Deep-sea scientists have photographed an incredibly rare, and eerily beautiful, ‘glass octopus’ during a ground-breaking expedition in the central Pacific Ocean.
Building upon a pioneering 2017 expedition, marine scientists aboard the Schmidt Ocean Institute research vessel Falkor spent 34 days exploring the remote Phoenix Islands archipelago.
The team carried out high-resolution seafloor mapping of more than 30,000 square kilometres as well as camera exploration of five additional seamounts, in research described as ‘the most comprehensive study of deep sea coral and sponge ecosystems in this part of the world’.
Check out footage of the surreal looking creature below:
Expedition Chief Scientist Dr. Randi Rotjan of Boston University said:
It has been very inspiring to help document the biodiversity of unexplored seamounts on the high seas and in U.S. waters.
We’re at the beginning of the UN Decade of Ocean Science for Sustainable Development, so now is the time to think about conservation broadly across all oceanscapes, and the maps, footage, and data we have collected will hopefully help to inform policy and management in decision making around new high seas protected areas.
Among other notable findings, scientists made two sightings of this extraordinarily rare, and almost completely transparent, octopus, an animal with just three visible features: the optic nerve, eyeballs and digestive tract.
Prior to this expedition, live footage of this octopus has been scarce, meaning scientists have had to mostly learn about the species through the study of specimens discovered in the gut contents of ocean predators.
Schmidt Ocean Institute
Dr. Jyotika Virmani, executive director of Schmidt Ocean Institute, said:
Working with scientists and local researchers, this expedition is a remarkable example of the frontiers of science and exploration that we are able to support.
Live-streaming the dives gives us a glimpse of rarely seen and fascinating creatures such as the transparent glass octopus.

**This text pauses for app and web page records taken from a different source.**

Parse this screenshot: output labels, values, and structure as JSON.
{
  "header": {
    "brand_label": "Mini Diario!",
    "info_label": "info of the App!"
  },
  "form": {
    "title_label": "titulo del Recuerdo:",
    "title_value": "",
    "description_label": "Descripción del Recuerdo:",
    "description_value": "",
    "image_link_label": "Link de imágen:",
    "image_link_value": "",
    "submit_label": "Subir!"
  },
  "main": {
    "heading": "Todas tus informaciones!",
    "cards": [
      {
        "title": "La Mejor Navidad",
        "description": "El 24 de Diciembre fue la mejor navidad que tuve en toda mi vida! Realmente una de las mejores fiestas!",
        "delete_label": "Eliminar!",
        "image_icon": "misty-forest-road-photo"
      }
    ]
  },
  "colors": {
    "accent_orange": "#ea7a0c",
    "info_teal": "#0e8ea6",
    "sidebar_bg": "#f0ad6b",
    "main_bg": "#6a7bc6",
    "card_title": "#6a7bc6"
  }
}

By providing this platform to further the understanding of our ocean, we trigger the imagination while helping to push forward scientific insights and the protection of our underwater world.
It’s hoped these findings will help define the origins of adaptive immunity within multicellular animals, a development that chould assist with modern medical research in fields such as cancer immunotherapies, drug delivery and enhanced vaccine efficacy.